** TASK DETAILS **
These entries are to be set down again exactly.

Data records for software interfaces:
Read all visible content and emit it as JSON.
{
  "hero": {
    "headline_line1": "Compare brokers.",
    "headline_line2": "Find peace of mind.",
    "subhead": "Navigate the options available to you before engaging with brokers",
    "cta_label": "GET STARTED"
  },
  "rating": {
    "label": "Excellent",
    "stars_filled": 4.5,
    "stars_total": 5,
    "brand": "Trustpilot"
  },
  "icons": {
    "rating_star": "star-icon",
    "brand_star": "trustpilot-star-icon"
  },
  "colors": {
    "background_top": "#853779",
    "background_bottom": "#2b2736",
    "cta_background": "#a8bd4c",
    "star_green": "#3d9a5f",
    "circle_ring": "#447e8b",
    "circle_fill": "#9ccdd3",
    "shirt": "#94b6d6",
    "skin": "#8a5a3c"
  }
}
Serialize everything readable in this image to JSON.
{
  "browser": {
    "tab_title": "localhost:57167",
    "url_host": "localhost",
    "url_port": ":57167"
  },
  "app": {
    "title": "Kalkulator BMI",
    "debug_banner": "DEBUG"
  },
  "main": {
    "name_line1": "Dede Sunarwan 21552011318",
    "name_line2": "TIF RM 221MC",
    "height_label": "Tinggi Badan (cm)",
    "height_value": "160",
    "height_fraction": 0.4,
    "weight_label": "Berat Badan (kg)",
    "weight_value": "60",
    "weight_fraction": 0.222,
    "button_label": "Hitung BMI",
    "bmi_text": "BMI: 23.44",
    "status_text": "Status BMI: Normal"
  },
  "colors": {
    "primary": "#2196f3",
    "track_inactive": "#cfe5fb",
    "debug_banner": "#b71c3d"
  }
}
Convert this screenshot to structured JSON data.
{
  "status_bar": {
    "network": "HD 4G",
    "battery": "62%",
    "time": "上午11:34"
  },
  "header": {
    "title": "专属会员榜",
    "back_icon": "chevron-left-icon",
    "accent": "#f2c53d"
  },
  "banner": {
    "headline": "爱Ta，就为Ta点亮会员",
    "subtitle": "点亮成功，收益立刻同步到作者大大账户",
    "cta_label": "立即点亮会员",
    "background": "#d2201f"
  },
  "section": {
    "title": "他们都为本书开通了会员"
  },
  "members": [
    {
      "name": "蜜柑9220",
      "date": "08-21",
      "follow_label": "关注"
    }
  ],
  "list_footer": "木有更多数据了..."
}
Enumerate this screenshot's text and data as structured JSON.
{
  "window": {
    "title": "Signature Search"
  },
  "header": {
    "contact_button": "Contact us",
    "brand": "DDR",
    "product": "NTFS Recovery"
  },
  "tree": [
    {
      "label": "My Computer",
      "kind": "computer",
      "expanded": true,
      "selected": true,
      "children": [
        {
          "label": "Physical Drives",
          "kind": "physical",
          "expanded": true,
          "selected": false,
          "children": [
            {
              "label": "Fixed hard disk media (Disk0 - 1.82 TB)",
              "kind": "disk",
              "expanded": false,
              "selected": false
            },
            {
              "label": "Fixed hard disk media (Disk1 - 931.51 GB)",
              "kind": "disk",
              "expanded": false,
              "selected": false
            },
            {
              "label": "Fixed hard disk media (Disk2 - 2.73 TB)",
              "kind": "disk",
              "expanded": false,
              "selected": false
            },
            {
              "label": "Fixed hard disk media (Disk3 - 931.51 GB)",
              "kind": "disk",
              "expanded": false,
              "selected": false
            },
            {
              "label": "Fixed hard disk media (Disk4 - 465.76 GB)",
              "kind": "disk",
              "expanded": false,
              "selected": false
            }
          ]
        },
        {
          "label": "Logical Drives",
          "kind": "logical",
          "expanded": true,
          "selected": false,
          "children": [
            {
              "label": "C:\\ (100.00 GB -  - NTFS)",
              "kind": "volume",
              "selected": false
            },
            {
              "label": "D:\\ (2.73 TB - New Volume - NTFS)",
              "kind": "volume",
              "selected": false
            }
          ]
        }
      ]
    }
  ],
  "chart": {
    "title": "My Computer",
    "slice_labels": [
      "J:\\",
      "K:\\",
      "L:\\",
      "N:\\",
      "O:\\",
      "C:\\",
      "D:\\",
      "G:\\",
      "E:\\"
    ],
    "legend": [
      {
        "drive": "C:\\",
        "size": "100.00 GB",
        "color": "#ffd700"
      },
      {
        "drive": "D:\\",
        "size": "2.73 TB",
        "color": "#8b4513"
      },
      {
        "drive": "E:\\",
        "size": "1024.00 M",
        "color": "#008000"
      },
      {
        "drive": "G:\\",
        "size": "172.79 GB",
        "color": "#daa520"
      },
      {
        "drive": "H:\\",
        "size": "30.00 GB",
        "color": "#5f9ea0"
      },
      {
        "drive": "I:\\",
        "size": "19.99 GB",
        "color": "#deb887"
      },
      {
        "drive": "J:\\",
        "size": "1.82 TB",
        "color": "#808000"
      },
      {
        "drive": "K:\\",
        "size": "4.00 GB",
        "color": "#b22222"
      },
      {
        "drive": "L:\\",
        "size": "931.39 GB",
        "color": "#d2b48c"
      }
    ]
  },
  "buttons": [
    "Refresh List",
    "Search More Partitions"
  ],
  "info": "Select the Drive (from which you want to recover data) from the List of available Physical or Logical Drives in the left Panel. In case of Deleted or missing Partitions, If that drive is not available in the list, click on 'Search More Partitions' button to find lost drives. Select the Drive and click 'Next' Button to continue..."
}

** YOUR SOLUTION **
Read all visible content and emit it as JSON.
{
  "hero": {
    "headline_line1": "Compare brokers.",
    "headline_line2": "Find peace of mind.",
    "subhead": "Navigate the options available to you before engaging with brokers",
    "cta_label": "GET STARTED"
  },
  "rating": {
    "label": "Excellent",
    "stars_filled": 4.5,
    "stars_total": 5,
    "brand": "Trustpilot"
  },
  "icons": {
    "rating_star": "star-icon",
    "brand_star": "trustpilot-star-icon"
  },
  "colors": {
    "background_top": "#853779",
    "background_bottom": "#2b2736",
    "cta_background": "#a8bd4c",
    "star_green": "#3d9a5f",
    "circle_ring": "#447e8b",
    "circle_fill": "#9ccdd3",
    "shirt": "#94b6d6",
    "skin": "#8a5a3c"
  }
}
Serialize everything readable in this image to JSON.
{
  "browser": {
    "tab_title": "localhost:57167",
    "url_host": "localhost",
    "url_port": ":57167"
  },
  "app": {
    "title": "Kalkulator BMI",
    "debug_banner": "DEBUG"
  },
  "main": {
    "name_line1": "Dede Sunarwan 21552011318",
    "name_line2": "TIF RM 221MC",
    "height_label": "Tinggi Badan (cm)",
    "height_value": "160",
    "height_fraction": 0.4,
    "weight_label": "Berat Badan (kg)",
    "weight_value": "60",
    "weight_fraction": 0.222,
    "button_label": "Hitung BMI",
    "bmi_text": "BMI: 23.44",
    "status_text": "Status BMI: Normal"
  },
  "colors": {
    "primary": "#2196f3",
    "track_inactive": "#cfe5fb",
    "debug_banner": "#b71c3d"
  }
}
Convert this screenshot to structured JSON data.
{
  "status_bar": {
    "network": "HD 4G",
    "battery": "62%",
    "time": "上午11:34"
  },
  "header": {
    "title": "专属会员榜",
    "back_icon": "chevron-left-icon",
    "accent": "#f2c53d"
  },
  "banner": {
    "headline": "爱Ta，就为Ta点亮会员",
    "subtitle": "点亮成功，收益立刻同步到作者大大账户",
    "cta_label": "立即点亮会员",
    "background": "#d2201f"
  },
  "section": {
    "title": "他们都为本书开通了会员"
  },
  "members": [
    {
      "name": "蜜柑9220",
      "date": "08-21",
      "follow_label": "关注"
    }
  ],
  "list_footer": "木有更多数据了..."
}
Enumerate this screenshot's text and data as structured JSON.
{
  "window": {
    "title": "Signature Search"
  },
  "header": {
    "contact_button": "Contact us",
    "brand": "DDR",
    "product": "NTFS Recovery"
  },
  "tree": [
    {
      "label": "My Computer",
      "kind": "computer",
      "expanded": true,
      "selected": true,
      "children": [
        {
          "label": "Physical Drives",
          "kind": "physical",
          "expanded": true,
          "selected": false,
          "children": [
            {
              "label": "Fixed hard disk media (Disk0 - 1.82 TB)",
              "kind": "disk",
              "expanded": false,
              "selected": false
            },
            {
              "label": "Fixed hard disk media (Disk1 - 931.51 GB)",
              "kind": "disk",
              "expanded": false,
              "selected": false
            },
            {
              "label": "Fixed hard disk media (Disk2 - 2.73 TB)",
              "kind": "disk",
              "expanded": false,
              "selected": false
            },
            {
              "label": "Fixed hard disk media (Disk3 - 931.51 GB)",
              "kind": "disk",
              "expanded": false,
              "selected": false
            },
            {
              "label": "Fixed hard disk media (Disk4 - 465.76 GB)",
              "kind": "disk",
              "expanded": false,
              "selected": false
            }
          ]
        },
        {
          "label": "Logical Drives",
          "kind": "logical",
          "expanded": true,
          "selected": false,
          "children": [
            {
              "label": "C:\\ (100.00 GB -  - NTFS)",
              "kind": "volume",
              "selected": false
            },
            {
              "label": "D:\\ (2.73 TB - New Volume - NTFS)",
              "kind": "volume",
              "selected": false
            }
          ]
        }
      ]
    }
  ],
  "chart": {
    "title": "My Computer",
    "slice_labels": [
      "J:\\",
      "K:\\",
      "L:\\",
      "N:\\",
      "O:\\",
      "C:\\",
      "D:\\",
      "G:\\",
      "E:\\"
    ],
    "legend": [
      {
        "drive": "C:\\",
        "size": "100.00 GB",
        "color": "#ffd700"
      },
      {
        "drive": "D:\\",
        "size": "2.73 TB",
        "color": "#8b4513"
      },
      {
        "drive": "E:\\",
        "size": "1024.00 M",
        "color": "#008000"
      },
      {
        "drive": "G:\\",
        "size": "172.79 GB",
        "color": "#daa520"
      },
      {
        "drive": "H:\\",
        "size": "30.00 GB",
        "color": "#5f9ea0"
      },
      {
        "drive": "I:\\",
        "size": "19.99 GB",
        "color": "#deb887"
      },
      {
        "drive": "J:\\",
        "size": "1.82 TB",
        "color": "#808000"
      },
      {
        "drive": "K:\\",
        "size": "4.00 GB",
        "color": "#b22222"
      },
      {
        "drive": "L:\\",
        "size": "931.39 GB",
        "color": "#d2b48c"
      }
    ]
  },
  "buttons": [
    "Refresh List",
    "Search More Partitions"
  ],
  "info": "Select the Drive (from which you want to recover data) from the List of available Physical or Logical Drives in the left Panel. In case of Deleted or missing Partitions, If that drive is not available in the list, click on 'Search More Partitions' button to find lost drives. Select the Drive and click 'Next' Button to continue..."
}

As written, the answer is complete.